And while Labour dominates in the cities, it struggles in towns. And the metropolitan areas in the West Midlands happen to include a lot of large towns, like Dudley, where the two major parties are neck and neck. In the most recent general election, Labour only held onto Dudley North by only 22 votes. 

Through decades of underinvestment and stagnation, appetite for change has grown amongst an electorate which once supported Labour but which voted for Brexit in staggering numbers. And unlike in most Northern metro areas, the Conservatives already had a large base of support and party infrastructure in the West Midlands through which they could target vulnerable seats as others drifted from them.
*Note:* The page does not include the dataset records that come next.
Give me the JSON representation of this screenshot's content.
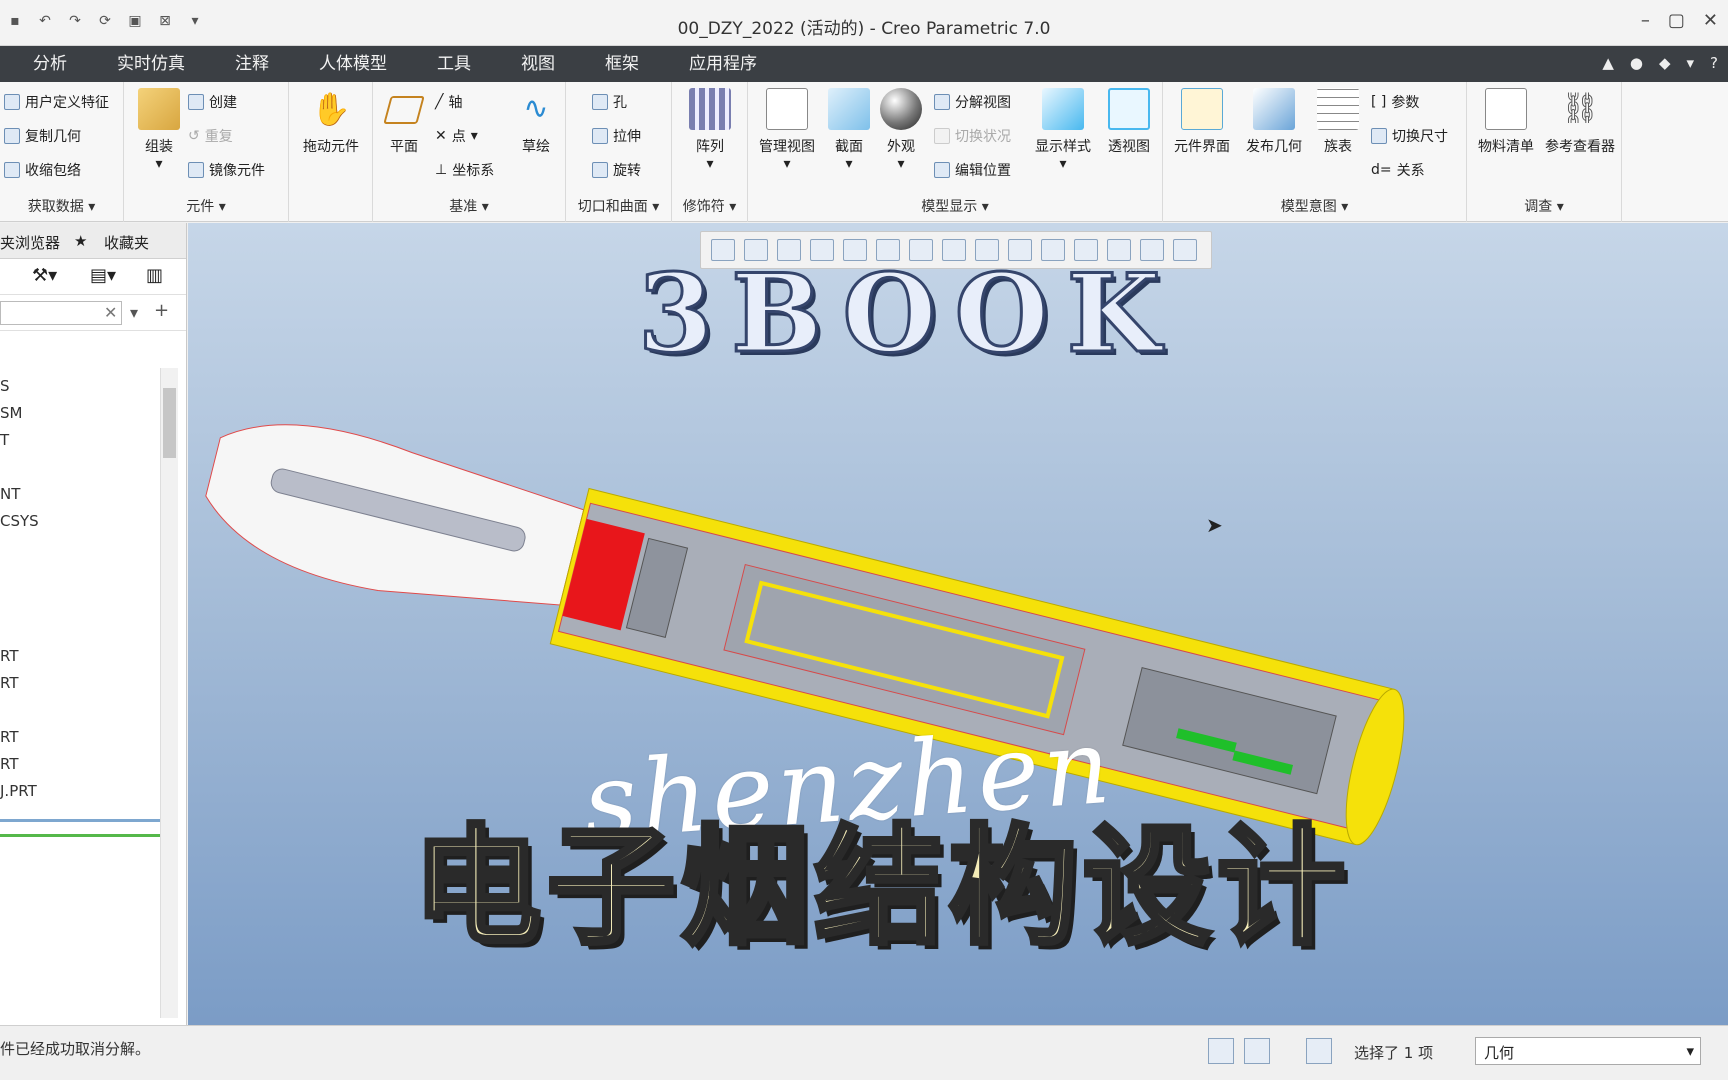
{
  "window": {
    "title": "00_DZY_2022 (活动的) - Creo Parametric 7.0"
  },
  "menu": {
    "tabs": [
      "分析",
      "实时仿真",
      "注释",
      "人体模型",
      "工具",
      "视图",
      "框架",
      "应用程序"
    ]
  },
  "ribbon": {
    "get_data": {
      "items": [
        "用户定义特征",
        "复制几何",
        "收缩包络"
      ],
      "label": "获取数据"
    },
    "components": {
      "assemble": "组装",
      "create": "创建",
      "repeat": "重复",
      "mirror": "镜像元件",
      "label": "元件"
    },
    "drag": {
      "label": "拖动元件"
    },
    "datum": {
      "plane": "平面",
      "axis": "轴",
      "point": "点",
      "csys": "坐标系",
      "sketch": "草绘",
      "label": "基准"
    },
    "cut_surface": {
      "hole": "孔",
      "extrude": "拉伸",
      "revolve": "旋转",
      "label": "切口和曲面"
    },
    "modifiers": {
      "pattern": "阵列",
      "label": "修饰符"
    },
    "model_display": {
      "manage_views": "管理视图",
      "section": "截面",
      "appearance": "外观",
      "explode": "分解视图",
      "toggle_state": "切换状况",
      "edit_position": "编辑位置",
      "display_style": "显示样式",
      "perspective": "透视图",
      "label": "模型显示"
    },
    "model_intent": {
      "component_interface": "元件界面",
      "publish_geometry": "发布几何",
      "family_table": "族表",
      "parameters": "参数",
      "toggle_dims": "切换尺寸",
      "relations": "关系",
      "label": "模型意图"
    },
    "investigate": {
      "bom": "物料清单",
      "reference_viewer": "参考查看器",
      "label": "调查"
    }
  },
  "left_panel": {
    "tab_browser": "夹浏览器",
    "tab_favorites": "收藏夹",
    "tree_items": [
      "S",
      "SM",
      "T",
      "",
      "NT",
      "CSYS",
      "",
      "",
      "",
      "",
      "RT",
      "RT",
      "",
      "RT",
      "RT",
      "J.PRT"
    ]
  },
  "viewport": {
    "overlay_title": "3BOOK",
    "overlay_script": "shenzhen",
    "overlay_caption": "电子烟结构设计"
  },
  "status": {
    "message": "件已经成功取消分解。",
    "selection": "选择了 1 项",
    "filter": "几何"
  },
  "colors": {
    "menubar": "#3b3f44",
    "housing_yellow": "#f5e10a",
    "seal_red": "#e8161b",
    "board_green": "#1fbf2a"
  }
}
Of course a Leave-supporting Tory Party promising change is tempting to these Leave voters in the West Midlands. And until the Brexit issue is resolved, it will continue to underpin how we all vote.

 
 
 
 

Uber has introduced a levy to fund electric vehicles in London. But who exactly is benefiting?

Bleurgh. Image: Getty.

Uber is introducing a levy of 15p per mile on London users to help fund a transition to electric vehicles and help tackle air pollution. Its goal is to encourage half its drivers to go electric by 2021 and to go fully electric by 2025.

There are a number of benefits to the idea. Moving to cleaner transportation is an important public good with a myriad of general health benefits. It should be an urgent priority for all UK cities. But the question of who pays for this transition is fundamental to whether it is done fairly. As a process, change needs be done in partnership with people, not to them.

So who is actually being asked to foot the bill for this much needed transition? Fresh analysis by the New Economics Foundation shows that while the PR benefits are likely to accrue to Uber, its consumers and drivers will foot the bill in its entirety, while also taking on much of the risk.

Uber estimate that drivers will be eligible for £4,500 in funds to purchase a new electric vehicle after three years of service – the maximum period of time for which drivers can accrue credit. By comparison, the cost of a cheap second-hand electric car meeting Uber’s requirements for UberX costs in excess of £12,000, while a second hand vehicle suitable for UberLux would set drivers back around £45,000.

For those drivers receiving around £4,500, this would still imply the need to contribute thousands of pounds, if not tens of thousands, in personal funds. Even after allowing for a fall in prices for electric vehicles, drivers are being asked to make a minimum contribution of between 55 per cent and 85 per cent towards the total cost of electrification. The remainder of the cost will be met indirectly by consumers – either in the form of higher charges or else being priced out Uber’s services altogether.


Where drivers don’t have access to this sort of cash, the expectation will be that they borrow – which means taking on the risk of debt repayments while earning close to minimum wage. Being able to keep the 15p levy once driving an electric vehicle is unlikely to cover the cost of new interest payments. But failure to use the scheme at all could mean unemployment after 2025.

While drivers are forced into arrears to consolidate their jobs, Uber may also find itself with a considerable surplus from the scheme, as a result of drivers leaving the platform early or choosing not to apply for the grant. Uber has suggested that any surplus will be reinvested into supporting facilities, such as charge points for electric cars. But this means that the cost of moving to green infrastructure is coming at the expense of extra private debt for drivers (which could otherwise have been funded out of the levy). Such a trade-off is simply incompatible with a green transition that is morally just.

The shift in strategy from Uber towards more renewable transport technology is clearly welcome on environmental grounds. Doing so solely at the expense of consumers drivers is not. For any transition to be fair, Uber needs to meet its share of the costs.

Duncan McCann is a Researcher at the New Economics Foundation. He tweets @DuncanEMcCann. You can find NEF’s work on transport here.